Any electrical distributor will tell you that managing cut-to-order inventory such as wire, hose, chain and pipe can quickly become a costly and wasteful headache.
Most enterprise resource planning (ERP) systems will only display the total length of the item in stock without indicating if individual pieces have been already cut, so employees constantly have to physically go and sort through piles of materials to find the right length for a particular order. Some warehouses streamline this process by having a dedicated employee control all of the cut items to keep better track of what lengths have been cut and how much product remains. But this solution still relies on tribal knowledge and is not scalable as the warehouse grows.

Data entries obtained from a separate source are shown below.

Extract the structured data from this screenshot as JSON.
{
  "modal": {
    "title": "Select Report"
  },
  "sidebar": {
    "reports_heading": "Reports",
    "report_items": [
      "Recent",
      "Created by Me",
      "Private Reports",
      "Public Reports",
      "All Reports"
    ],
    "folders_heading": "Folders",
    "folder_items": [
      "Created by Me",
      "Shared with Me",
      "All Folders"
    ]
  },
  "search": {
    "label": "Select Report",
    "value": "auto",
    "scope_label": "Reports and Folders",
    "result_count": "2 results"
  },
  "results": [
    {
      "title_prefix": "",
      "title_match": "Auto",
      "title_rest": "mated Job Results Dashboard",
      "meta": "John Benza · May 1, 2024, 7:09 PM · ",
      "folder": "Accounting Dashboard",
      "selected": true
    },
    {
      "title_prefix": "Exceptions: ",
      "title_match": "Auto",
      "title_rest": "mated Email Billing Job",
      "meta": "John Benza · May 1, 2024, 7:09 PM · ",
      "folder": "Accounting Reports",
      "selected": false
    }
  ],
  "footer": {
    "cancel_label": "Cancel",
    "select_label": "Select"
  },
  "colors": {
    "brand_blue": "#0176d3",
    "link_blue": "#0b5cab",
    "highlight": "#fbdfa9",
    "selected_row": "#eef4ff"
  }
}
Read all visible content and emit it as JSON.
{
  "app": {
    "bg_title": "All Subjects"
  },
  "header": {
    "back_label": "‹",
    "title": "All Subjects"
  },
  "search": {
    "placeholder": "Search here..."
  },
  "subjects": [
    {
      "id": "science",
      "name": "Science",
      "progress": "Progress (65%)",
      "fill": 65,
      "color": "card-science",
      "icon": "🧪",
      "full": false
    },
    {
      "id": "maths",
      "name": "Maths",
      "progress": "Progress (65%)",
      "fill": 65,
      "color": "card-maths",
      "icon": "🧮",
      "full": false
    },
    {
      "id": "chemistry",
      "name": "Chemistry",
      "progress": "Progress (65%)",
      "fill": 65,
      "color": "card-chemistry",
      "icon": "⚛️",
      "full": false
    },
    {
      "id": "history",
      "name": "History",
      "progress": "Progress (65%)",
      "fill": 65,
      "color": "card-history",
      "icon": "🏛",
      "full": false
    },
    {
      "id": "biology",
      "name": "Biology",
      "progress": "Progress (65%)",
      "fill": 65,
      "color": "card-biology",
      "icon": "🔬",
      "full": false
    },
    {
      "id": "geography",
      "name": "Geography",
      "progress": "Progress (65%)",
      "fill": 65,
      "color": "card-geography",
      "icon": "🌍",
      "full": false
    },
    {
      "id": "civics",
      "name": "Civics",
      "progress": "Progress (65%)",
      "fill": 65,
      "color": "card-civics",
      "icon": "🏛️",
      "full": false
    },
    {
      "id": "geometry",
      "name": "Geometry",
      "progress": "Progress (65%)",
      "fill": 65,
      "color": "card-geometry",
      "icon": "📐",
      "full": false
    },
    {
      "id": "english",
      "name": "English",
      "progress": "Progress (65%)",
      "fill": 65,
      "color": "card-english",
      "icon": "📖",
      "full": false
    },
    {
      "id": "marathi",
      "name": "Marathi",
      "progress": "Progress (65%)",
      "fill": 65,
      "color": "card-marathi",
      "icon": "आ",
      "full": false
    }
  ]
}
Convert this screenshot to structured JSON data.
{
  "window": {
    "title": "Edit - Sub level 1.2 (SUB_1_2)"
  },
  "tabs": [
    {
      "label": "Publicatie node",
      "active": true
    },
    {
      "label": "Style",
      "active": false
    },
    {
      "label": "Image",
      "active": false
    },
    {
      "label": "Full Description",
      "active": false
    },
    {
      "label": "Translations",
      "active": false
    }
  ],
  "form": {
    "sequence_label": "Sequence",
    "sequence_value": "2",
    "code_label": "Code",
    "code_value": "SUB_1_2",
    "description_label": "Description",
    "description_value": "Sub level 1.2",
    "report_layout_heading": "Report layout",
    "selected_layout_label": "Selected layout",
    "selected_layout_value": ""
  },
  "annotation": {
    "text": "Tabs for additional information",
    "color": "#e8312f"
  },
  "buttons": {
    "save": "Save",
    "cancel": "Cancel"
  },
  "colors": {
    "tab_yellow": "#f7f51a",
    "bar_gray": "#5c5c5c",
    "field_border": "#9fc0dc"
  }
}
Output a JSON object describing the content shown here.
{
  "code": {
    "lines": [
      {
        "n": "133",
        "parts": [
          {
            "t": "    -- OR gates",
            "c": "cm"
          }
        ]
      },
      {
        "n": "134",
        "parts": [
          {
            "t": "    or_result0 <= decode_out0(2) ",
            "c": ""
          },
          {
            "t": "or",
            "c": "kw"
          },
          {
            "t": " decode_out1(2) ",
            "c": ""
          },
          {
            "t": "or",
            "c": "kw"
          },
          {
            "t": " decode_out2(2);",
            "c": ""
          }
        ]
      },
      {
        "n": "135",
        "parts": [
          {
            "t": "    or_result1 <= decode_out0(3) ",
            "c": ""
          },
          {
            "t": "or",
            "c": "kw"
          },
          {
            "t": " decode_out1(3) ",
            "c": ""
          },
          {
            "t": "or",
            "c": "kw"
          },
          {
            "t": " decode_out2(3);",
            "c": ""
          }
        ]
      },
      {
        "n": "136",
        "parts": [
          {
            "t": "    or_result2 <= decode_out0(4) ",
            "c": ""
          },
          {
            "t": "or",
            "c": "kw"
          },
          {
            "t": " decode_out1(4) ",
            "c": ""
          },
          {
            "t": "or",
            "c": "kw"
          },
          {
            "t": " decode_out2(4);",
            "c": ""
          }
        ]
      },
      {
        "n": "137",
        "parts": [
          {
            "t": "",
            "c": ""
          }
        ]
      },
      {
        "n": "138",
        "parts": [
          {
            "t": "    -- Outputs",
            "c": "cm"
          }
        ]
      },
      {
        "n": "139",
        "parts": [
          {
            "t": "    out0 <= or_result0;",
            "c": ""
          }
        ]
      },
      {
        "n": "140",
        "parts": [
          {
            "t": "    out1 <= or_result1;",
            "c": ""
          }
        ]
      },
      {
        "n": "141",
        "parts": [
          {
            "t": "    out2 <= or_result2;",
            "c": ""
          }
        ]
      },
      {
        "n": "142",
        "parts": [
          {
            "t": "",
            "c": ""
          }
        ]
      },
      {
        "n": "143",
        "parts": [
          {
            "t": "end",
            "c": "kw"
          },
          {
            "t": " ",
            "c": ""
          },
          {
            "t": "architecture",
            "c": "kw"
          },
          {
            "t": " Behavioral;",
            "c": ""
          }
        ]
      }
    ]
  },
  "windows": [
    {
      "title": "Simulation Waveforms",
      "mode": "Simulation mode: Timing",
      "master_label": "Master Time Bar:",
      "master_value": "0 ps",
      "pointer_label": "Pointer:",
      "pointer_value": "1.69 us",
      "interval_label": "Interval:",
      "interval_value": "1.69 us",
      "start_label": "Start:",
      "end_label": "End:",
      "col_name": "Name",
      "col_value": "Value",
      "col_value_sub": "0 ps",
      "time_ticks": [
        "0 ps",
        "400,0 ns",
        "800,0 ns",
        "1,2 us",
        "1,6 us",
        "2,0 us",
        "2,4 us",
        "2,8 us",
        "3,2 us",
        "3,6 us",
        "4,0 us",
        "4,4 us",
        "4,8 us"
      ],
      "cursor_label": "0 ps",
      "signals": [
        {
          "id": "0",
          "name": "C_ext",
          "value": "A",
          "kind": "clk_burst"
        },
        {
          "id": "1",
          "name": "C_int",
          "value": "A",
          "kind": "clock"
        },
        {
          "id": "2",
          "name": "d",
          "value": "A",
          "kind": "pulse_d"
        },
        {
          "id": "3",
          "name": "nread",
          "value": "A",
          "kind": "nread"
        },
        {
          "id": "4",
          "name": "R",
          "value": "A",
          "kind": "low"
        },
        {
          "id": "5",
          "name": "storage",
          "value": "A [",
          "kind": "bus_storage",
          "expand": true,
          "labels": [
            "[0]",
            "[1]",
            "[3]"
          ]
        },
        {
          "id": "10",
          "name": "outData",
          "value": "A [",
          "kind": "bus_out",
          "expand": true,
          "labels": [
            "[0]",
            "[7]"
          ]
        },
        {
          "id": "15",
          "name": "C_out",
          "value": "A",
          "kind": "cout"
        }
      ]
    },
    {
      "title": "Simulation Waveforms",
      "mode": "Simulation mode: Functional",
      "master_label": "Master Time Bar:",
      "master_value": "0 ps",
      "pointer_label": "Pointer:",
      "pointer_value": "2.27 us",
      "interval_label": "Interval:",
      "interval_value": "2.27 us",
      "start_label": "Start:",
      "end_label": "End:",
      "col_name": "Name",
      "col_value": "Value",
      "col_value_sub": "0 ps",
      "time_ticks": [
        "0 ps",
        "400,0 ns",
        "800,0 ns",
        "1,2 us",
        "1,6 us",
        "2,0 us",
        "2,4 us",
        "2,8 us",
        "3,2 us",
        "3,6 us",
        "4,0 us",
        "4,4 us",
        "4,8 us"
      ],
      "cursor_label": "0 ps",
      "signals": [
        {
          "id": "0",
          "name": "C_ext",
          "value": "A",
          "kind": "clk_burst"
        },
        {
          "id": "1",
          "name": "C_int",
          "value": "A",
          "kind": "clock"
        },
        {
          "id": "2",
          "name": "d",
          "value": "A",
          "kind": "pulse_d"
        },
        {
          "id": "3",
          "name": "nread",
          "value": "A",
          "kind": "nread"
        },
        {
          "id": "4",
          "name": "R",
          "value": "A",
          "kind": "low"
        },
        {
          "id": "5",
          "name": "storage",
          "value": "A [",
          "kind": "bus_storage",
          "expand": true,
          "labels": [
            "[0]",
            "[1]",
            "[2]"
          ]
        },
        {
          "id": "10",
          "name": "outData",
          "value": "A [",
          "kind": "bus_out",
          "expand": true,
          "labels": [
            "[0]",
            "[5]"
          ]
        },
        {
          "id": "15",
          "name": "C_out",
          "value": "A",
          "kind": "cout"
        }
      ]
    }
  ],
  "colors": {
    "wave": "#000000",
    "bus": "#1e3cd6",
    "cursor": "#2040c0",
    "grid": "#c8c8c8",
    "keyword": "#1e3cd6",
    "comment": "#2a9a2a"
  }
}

A warehouse management system (WMS) can manage part or all of this process much more smoothly. In virtually all cases, I have seen this result in dramatic reduction in cut item remnants, usually as high as 80%, along with other ancillary benefits. Using a WMS, reels or coils will be set as “containers” within the system. Each cut will be tracked so that the system records the exact length of each piece of material. The system will “know” where all of the available material is, so it can direct employees to the correct source for each cut item on a pick ticket.
When the bulk item is received, the WMS will assign it a tracking number. This may post into the ERP, or it may stay within the WMS, depending on the built-in intelligence. This number will track length and sometimes other characteristics such as a manufacturer lot number, country of origin, and the kind of container. As product gets cut from the original master reel, the system will keep track of the remaining length on the spool plus the piece removed from it.
When the time comes to fulfill customer orders it is especially common to place or “group” multiple runs (lengths) of wire onto specialized parallel reels. An advanced WMS will direct the worker to cut the appropriate lengths of items from the proper source spools and ensure the correct wire runs are placed on the correct parallel reels. Left-over material can be moved to a “Remnants” bin where it will be visible through the WMS. Any employee can see exactly which lengths of which material are available at any given time.
Many WMS solutions will allow the warehouse to go paperless in some parts of its operation and keep a paper-based tracking system for cut items, and many first-time WMS users do this to ease into a full WMS deployment. In this case, the WMS will automatically generate a pick ticket for a cut item when an order comes through.
In a completely paperless warehouse, the WMS will rank and assign pick jobs to employees by priority. High priority picks such as will calls or showroom orders are typically picked first, then orders needing to shipped same day, and then future orders, and so on. This makes for more efficient cuts overall and reduces the amount of wasted material. The system will direct the employee to use remnant of other cuts whenever possible, which saves both time and money.
The process of cut item management can be a frustrating pain-point for many organizations, but with the right tools, your operations can see dramatic improvements.
Eric Allais, president and CEO of Washington-based PathGuide Technologies, Inc., has over 30 years of experience in marketing, product management and sector analysis in the automated data collection industry, including warehouse management practices in wholesale distribution. He can be contacted at firstname.lastname@example.org .